By Edward Epstein
Monday, September 25, 2023
Ukrainian President Volodymyr Zelensky apparently knows inspiring words when he sees them.
Zelensky paid a whirlwind visit to Washington on Thursday in a bid to bolster support for his country in its protracted and bloody war with Russia. After meeting with President Joe Biden at the White House and with congressional leaders in the Capitol, he went to the National Archives to deliver a speech. Before speaking, he toured the National Archives museum, where he came face to face with a tough-worded telegram that President Abraham Lincoln sent to his commanding general Ulysses S. Grant on August 17, 1864, in the midst of a year of heavy fighting with Confederate forces, from the Wilderness to Cold Harbor to the Crater.

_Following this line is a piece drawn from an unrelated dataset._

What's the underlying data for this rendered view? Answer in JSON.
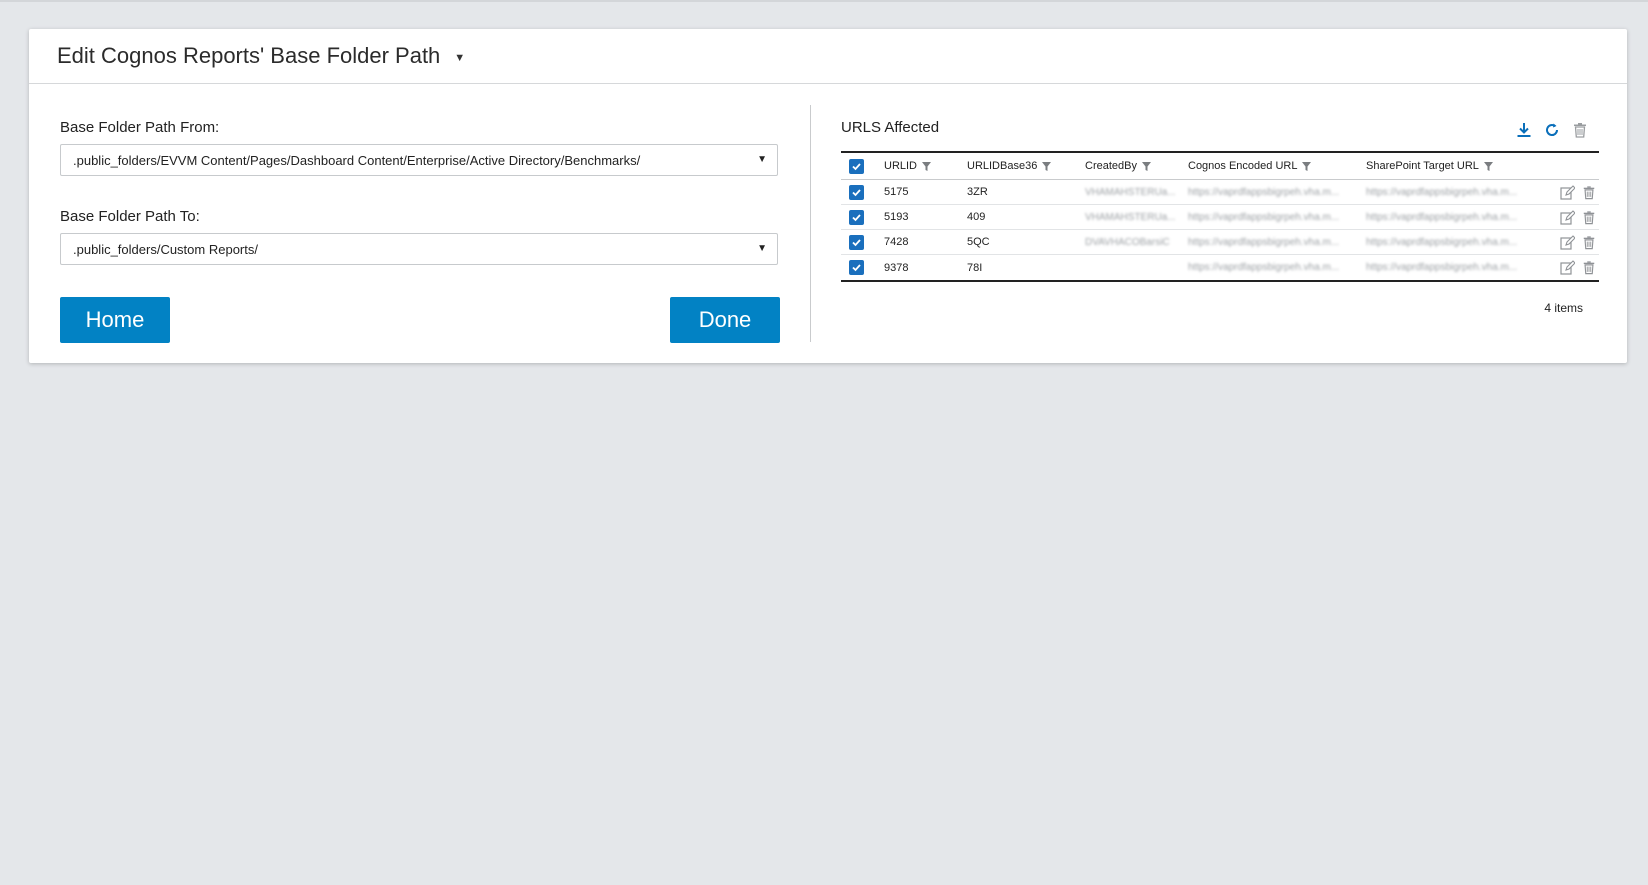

It was a gloomy summer for Union fortunes, leading many -- including Lincoln himself -- to fear that he would lose his re-election bid that November.
Addressed to Lt. Gen. Grant at his City Point, Va., headquarters, the telegram read: "I have seen your dispatch expressing your unwillingness to break your hold where you are. Neither am I willing. Hold on with a bulldog grip and chew & choke, as much as possible."
After his Archives speech, Zelensky posted on X, formerly known as Twitter:
"Among the documents I saw today at the National Archives was Abraham Lincoln’s telegram to General Grant.
An inspiring document. 'Hold on with a bulldog grip, and chew and choke as much as possible.'
President Lincoln’s words reflect the courage and faith that helped America. President Lincoln’s words reflect exactly how Ukrainians fight."
And later he added, "Every day of this war, Ukrainian soldiers hold on with the grip of a bulldog. They chew and choke the Russian occupiers as much as possible."
The Ukrainians are in the midst of a slow-going summer offensive against occupying Russian forces in the south and east of Ukraine. Casualties in the war, which began with a Russian invasion on Feb. 2022, have reached around 500,000 killed and wounded from both sides, according to U.S. estimates quoted in The New York Times.
In his biography of Grant, author Ron Chernow wrote that "Abraham Lincoln delighted in Grant's uncommon tenacity" - which was one reason he appointed him commanding general.
Grant was seated outside his tent conferring with staff officers when he read Lincoln's telegram. He smiled and laughed, Chernow said, and told his staff,
"The president has more nerve than any of his advisers."
In November 1864, after Union forces took Atlanta and Mobile, Ala., northern morale soared and Lincoln won re-election with 55 percent of the vote over former U.S. Gen. George B. McClellan, whose reluctance to engage with Confederate forces had led Lincoln to fire him as commander of the Army of the Potomac.
Photo credit: National Archives